While most Caribbean destinations offer inviting climates, dazzling beaches with ocean views and a complete sense of decompression and retreat, there still exists a broad range of cultures and languages, as well as degrees of sophistication and lifestyle ranging from rural and relaxed to the ultra luxurious. Among these choices, St. Martin—34-square miles of paradise roughly 200 miles east of Puerto Rico—has become one of the Caribbean’s most complex and well rounded.

thierrydehove-Always-55$8,755,609 USD | St. Martin | St. Martin Sotheby’s International Realty

“We have a little bit of everything, so we’re attractive to a wide variety of clients,” says Lesley Reed, Owner/Broker of St. Martin Sotheby’s International Realty.

St. Martin is divided between two European jurisdictions, the French on the north side, and the Dutch territory on the south side, creating a rich cultural interplay.

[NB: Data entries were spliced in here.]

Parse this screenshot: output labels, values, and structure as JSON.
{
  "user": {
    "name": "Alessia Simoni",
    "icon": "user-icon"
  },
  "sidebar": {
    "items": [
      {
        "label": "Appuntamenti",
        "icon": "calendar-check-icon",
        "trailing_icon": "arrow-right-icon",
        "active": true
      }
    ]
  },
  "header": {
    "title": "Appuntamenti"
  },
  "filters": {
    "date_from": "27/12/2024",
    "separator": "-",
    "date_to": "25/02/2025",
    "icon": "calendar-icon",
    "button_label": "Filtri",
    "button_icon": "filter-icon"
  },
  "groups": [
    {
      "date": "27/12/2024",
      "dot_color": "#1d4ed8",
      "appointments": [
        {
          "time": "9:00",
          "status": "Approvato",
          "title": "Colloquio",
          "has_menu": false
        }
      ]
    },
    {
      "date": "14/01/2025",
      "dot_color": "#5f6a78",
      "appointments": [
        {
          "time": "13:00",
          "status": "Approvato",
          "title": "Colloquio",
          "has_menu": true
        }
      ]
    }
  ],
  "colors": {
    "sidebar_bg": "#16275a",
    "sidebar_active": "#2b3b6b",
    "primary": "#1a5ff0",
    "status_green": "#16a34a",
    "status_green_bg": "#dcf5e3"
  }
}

In addition to the 39 beaches that circle its perimeter, the English-speaking St. Martin is known for the Continental outlook and boutique shopping in the French city of Marigot, excellent cuisine in its popular cafes and restaurants, a thriving nightlife based around clubs and casinos on the Dutch side, and quiet, contemplative coastal nooks overlooking secluded coves and bays.

St. Martin’s stable affiliation with its parent nations provides an additional layer of reassurance to property owners from traditional markets in the U.S., Canada and Europe. Also reassuring is the ease of access, with direct flights from a number of major international cities. “Our buyers like the idea that they can come directly in on a four-hour flight from Toronto or Montreal or New York and in most cases be at their property within an hour of landing,” Reed says.

Informed investors know that the most prestigious oceanfront and hillside villas, which begin around $3 million, are located on the island’s French side in enclaves like Baie Longue Beach, Baie aux Prunes and Baie Rouge Beach in the Terres Basses near Marigot, or around Orient Beach on the island’s east coast. Meanwhile, Cupecoy Beach, on the southern coast, is home to a majority of the island’s luxury high-rises.

IMG_1030_1_2_3_4_tonemapped$4,800,000 USD | St. Martin | St. Martin Sotheby’s International Realty

Add these elements together, and more buyers now than ever are discovering in St. Martin an almost perfectly balanced atmosphere. With stunning ocean-view properties, direct flights, a strong European lineage and eclectic range of cultural and entertainment diversions, it’s a destination that feels just right.

Article provided by Derek Duncan exclusively for Sotheby’s International Realty